-- WORK REQUEST --
Filter the entries below, keeping only lines with the word "JSON".

-- PROVIDED MATERIAL --
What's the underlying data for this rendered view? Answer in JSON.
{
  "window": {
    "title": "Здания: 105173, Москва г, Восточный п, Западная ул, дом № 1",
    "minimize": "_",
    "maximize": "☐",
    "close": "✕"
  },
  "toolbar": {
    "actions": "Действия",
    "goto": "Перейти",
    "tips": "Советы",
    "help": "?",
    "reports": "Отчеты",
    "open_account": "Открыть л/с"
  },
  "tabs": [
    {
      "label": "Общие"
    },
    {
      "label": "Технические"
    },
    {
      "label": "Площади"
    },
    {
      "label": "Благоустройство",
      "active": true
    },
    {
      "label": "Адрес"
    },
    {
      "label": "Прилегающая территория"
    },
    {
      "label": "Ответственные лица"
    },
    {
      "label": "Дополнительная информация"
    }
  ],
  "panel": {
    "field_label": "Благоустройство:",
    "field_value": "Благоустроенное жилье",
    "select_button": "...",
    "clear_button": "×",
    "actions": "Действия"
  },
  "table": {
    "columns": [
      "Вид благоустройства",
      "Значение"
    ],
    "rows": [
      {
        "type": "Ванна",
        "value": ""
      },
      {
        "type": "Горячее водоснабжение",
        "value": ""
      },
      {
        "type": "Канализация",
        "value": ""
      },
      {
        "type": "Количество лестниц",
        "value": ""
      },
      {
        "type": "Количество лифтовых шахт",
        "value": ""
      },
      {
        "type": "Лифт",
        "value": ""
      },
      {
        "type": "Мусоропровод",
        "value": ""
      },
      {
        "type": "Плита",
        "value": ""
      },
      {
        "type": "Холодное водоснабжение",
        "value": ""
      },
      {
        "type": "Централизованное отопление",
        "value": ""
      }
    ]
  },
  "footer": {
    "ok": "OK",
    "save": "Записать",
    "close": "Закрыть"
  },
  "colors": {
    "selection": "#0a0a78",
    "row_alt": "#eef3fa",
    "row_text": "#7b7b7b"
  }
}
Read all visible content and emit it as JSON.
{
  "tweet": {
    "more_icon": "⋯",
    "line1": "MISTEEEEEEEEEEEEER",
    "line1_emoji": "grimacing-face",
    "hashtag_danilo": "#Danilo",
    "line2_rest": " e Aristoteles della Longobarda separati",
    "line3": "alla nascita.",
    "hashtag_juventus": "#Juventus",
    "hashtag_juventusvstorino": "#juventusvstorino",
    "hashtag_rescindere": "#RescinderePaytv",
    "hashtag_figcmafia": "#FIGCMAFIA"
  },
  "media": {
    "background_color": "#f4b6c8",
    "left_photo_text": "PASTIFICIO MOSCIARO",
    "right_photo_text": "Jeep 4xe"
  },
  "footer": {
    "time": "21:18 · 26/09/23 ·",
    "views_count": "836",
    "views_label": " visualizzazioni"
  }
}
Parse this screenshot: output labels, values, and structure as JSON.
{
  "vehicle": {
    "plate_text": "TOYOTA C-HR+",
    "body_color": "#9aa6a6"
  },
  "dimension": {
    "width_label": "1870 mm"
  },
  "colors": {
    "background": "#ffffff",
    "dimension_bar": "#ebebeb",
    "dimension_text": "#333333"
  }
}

-- SOLUTION TO THE EXERCISE --
What's the underlying data for this rendered view? Answer in JSON.
Read all visible content and emit it as JSON.
Parse this screenshot: output labels, values, and structure as JSON.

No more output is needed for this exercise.